The Aquarium of the Pacific is much more than an Aquarium. It is a research institution dedicated to the conservation and research of threatened species and habitats.

Led by a strategic plan designed by the Board of Directors and Aquarium staff, the Aquarium is in a unique position to take a leading role in promoting environmental and ocean literacy.

Support current conservation programs today by contributing a tax-deductible gift which will fund…
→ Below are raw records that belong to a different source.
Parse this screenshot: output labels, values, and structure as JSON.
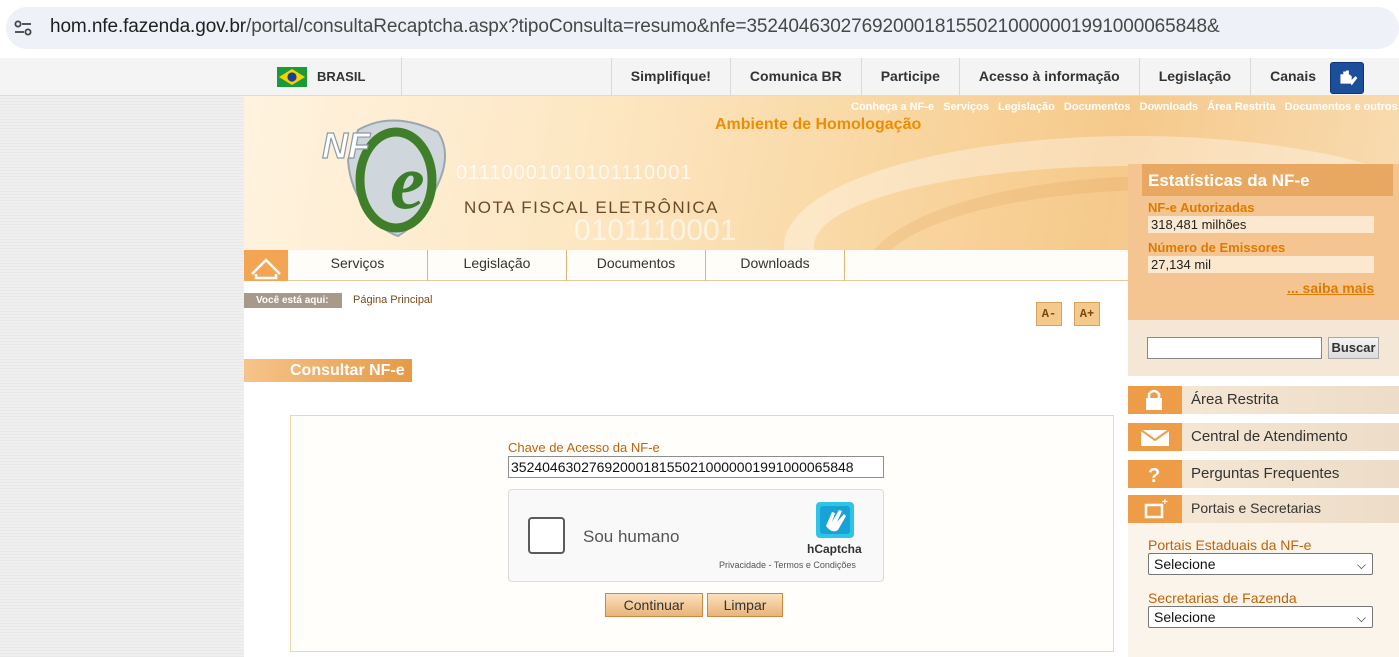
{
  "browser": {
    "url_domain": "hom.nfe.fazenda.gov.br",
    "url_path": "/portal/consultaRecaptcha.aspx?tipoConsulta=resumo&nfe=35240463027692000181550210000001991000065848&"
  },
  "govbar": {
    "country": "BRASIL",
    "links": [
      "Simplifique!",
      "Comunica BR",
      "Participe",
      "Acesso à informação",
      "Legislação",
      "Canais"
    ]
  },
  "banner": {
    "ambiente": "Ambiente de Homologação",
    "title": "NOTA FISCAL ELETRÔNICA",
    "binary1": "01110001010101110001",
    "binary2": "0101110001",
    "top_links": [
      "Conheça a NF-e",
      "Serviços",
      "Legislação",
      "Documentos",
      "Downloads",
      "Área Restrita",
      "Documentos e outros"
    ]
  },
  "stats": {
    "title": "Estatísticas da NF-e",
    "autorizadas_label": "NF-e Autorizadas",
    "autorizadas_value": "318,481 milhões",
    "emissores_label": "Número de Emissores",
    "emissores_value": "27,134 mil",
    "more_link": "... saiba mais"
  },
  "nav": {
    "items": [
      "Serviços",
      "Legislação",
      "Documentos",
      "Downloads"
    ]
  },
  "breadcrumb": {
    "label": "Você está aqui:",
    "page": "Página Principal"
  },
  "font_controls": {
    "decrease": "A-",
    "increase": "A+"
  },
  "consulta": {
    "heading": "Consultar NF-e",
    "chave_label": "Chave de Acesso da NF-e",
    "chave_value": "35240463027692000181550210000001991000065848",
    "captcha_text": "Sou humano",
    "captcha_brand": "hCaptcha",
    "captcha_links": "Privacidade - Termos e Condições",
    "continuar": "Continuar",
    "limpar": "Limpar"
  },
  "search": {
    "button": "Buscar",
    "value": ""
  },
  "sidebar": {
    "items": [
      "Área Restrita",
      "Central de Atendimento",
      "Perguntas Frequentes",
      "Portais e Secretarias"
    ],
    "portais_label": "Portais Estaduais da NF-e",
    "portais_selected": "Selecione",
    "secretarias_label": "Secretarias de Fazenda",
    "secretarias_selected": "Selecione"
  }
}
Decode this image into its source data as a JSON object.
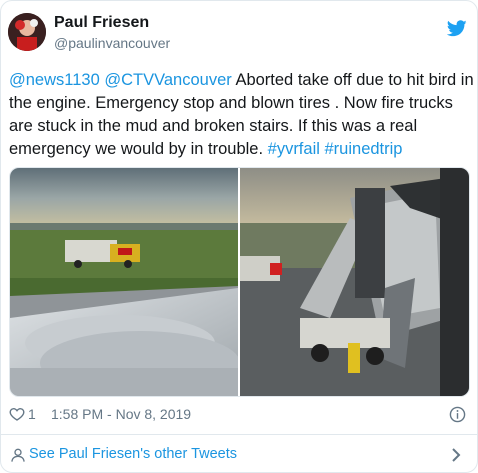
{
  "user": {
    "name": "Paul Friesen",
    "handle": "@paulinvancouver"
  },
  "tweet": {
    "segments": [
      {
        "text": "@news1130",
        "kind": "mention"
      },
      {
        "text": " ",
        "kind": "plain"
      },
      {
        "text": "@CTVVancouver",
        "kind": "mention"
      },
      {
        "text": " Aborted take off due to hit bird in the engine. Emergency stop and blown tires . Now fire trucks are stuck in the mud and broken stairs. If this was a real emergency we would by in trouble. ",
        "kind": "plain"
      },
      {
        "text": "#yvrfail",
        "kind": "tag"
      },
      {
        "text": " ",
        "kind": "plain"
      },
      {
        "text": "#ruinedtrip",
        "kind": "tag"
      }
    ]
  },
  "meta": {
    "likes": "1",
    "timestamp": "1:58 PM - Nov 8, 2019"
  },
  "footer": {
    "more_tweets": "See Paul Friesen's other Tweets"
  },
  "icons": {
    "brand": "twitter-bird-icon",
    "like": "heart-icon",
    "info": "info-icon",
    "profile": "profile-icon",
    "chevron": "chevron-right-icon"
  },
  "colors": {
    "link": "#1b95e0",
    "text": "#14171a",
    "secondary": "#657786",
    "brand": "#1da1f2",
    "border": "#e1e8ed"
  }
}
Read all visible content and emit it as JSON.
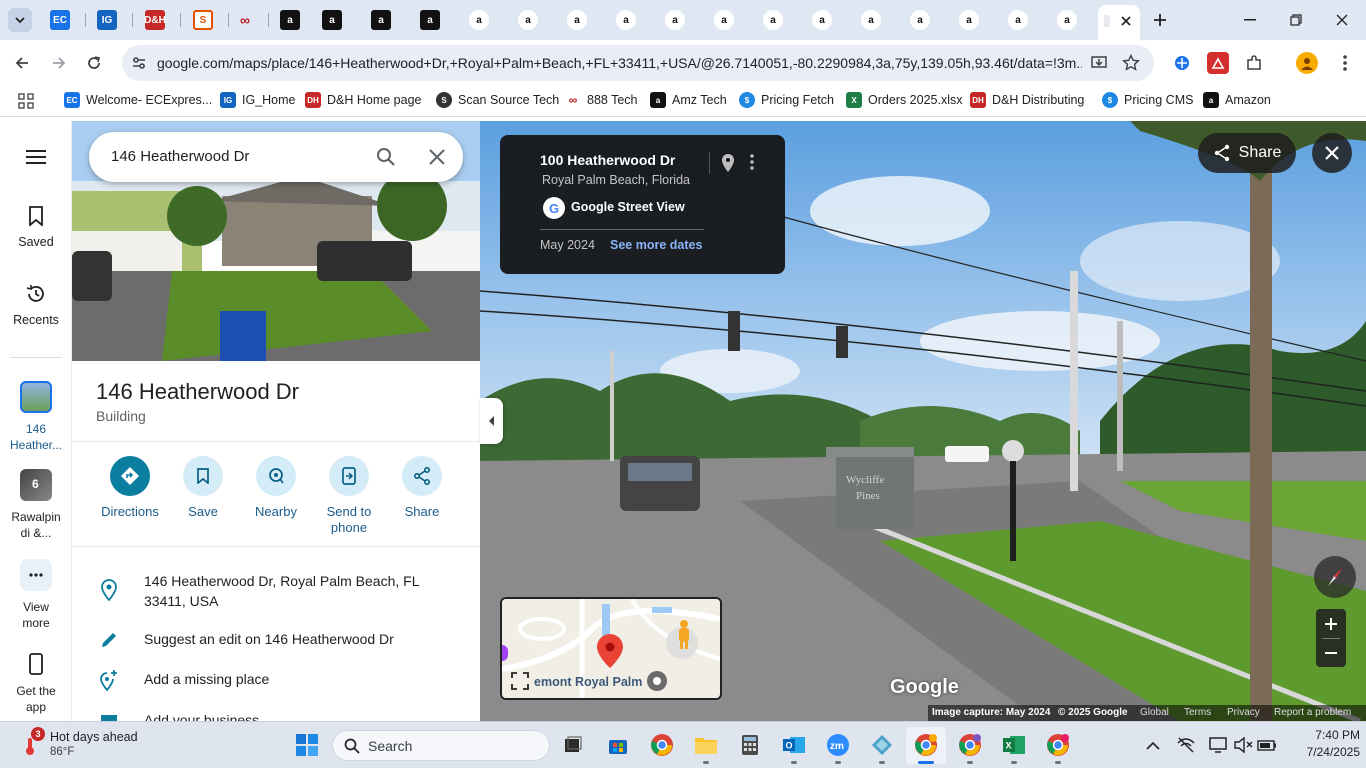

Abalone Rearing and Breeding
Abalone Rearing and BreedingThe Aquarium of the Pacific is partnering with NOAA’s National Marine Fisheries Service (NMFS) and the California Department of Fish and Game in efforts to improve abalone populations in Southern California as deemed necessary under the NMFS Final White Abalone Recovery Plan (2008). To support these efforts, the Aquarium is refining captive abalone rearing and cultivation techniques for red abalone (Haliotis rufescens) and white abalone (Haliotis sorenseni), has completed a certification process that ensures our abalone facility is disease-free, and has created a multi-faceted education and outreach program to engage and inform our 1.4 million annual visitors and thousands of underserved students of the ecological and economic importance of these valuable marine invertebrates. This project ultimately lays the groundwork for the Aquarium to play an active role in abalone recovery, and take the lead in providing creative and effective educational programs focused on species conservation.
Kelp Restoration in Orange County, California
Kelp Restoration in Orange CountyGiant kelp forests are one of the most productive and dynamic ecosystems in the world, and more than 800 species rely on them for food and shelter including many species of fishes, lobsters, abalone, sea urchins, and marine mammals. This project has managed by the Aquarium of the Pacific since 2007, with the goal of improving and sustaining Orange County’s near-shore coastal wildlife through the restoration and ongoing underwater monitoring of over 2 acres of historical kelp beds. Volunteer Aquarium divers conduct sea urchin relocation (a major predator of kelp) and underwater observations using the ReefCheck monitoring protocol to determine the presence and density of key species.
Micronesian Kingfisher Breeding and Education
Micronesian KingfisherThe Aquarium is currently working along with other zoos and aquariums to help restore the population of this highly endangered species, which is currently extinct in the wild. Only about 100 birds (housed in 17 different facilities) currently exist, which were rescued after populations in their native Guam were devastated by the non-native brown tree snake. The Aquarium is participating in the U.S. Fish and Wildlife Service Species Survival Plan, and plans to build a habitat and educational exhibit to house a breeding pair of these birds, which will produce additional birds for eventual relocation into the wild.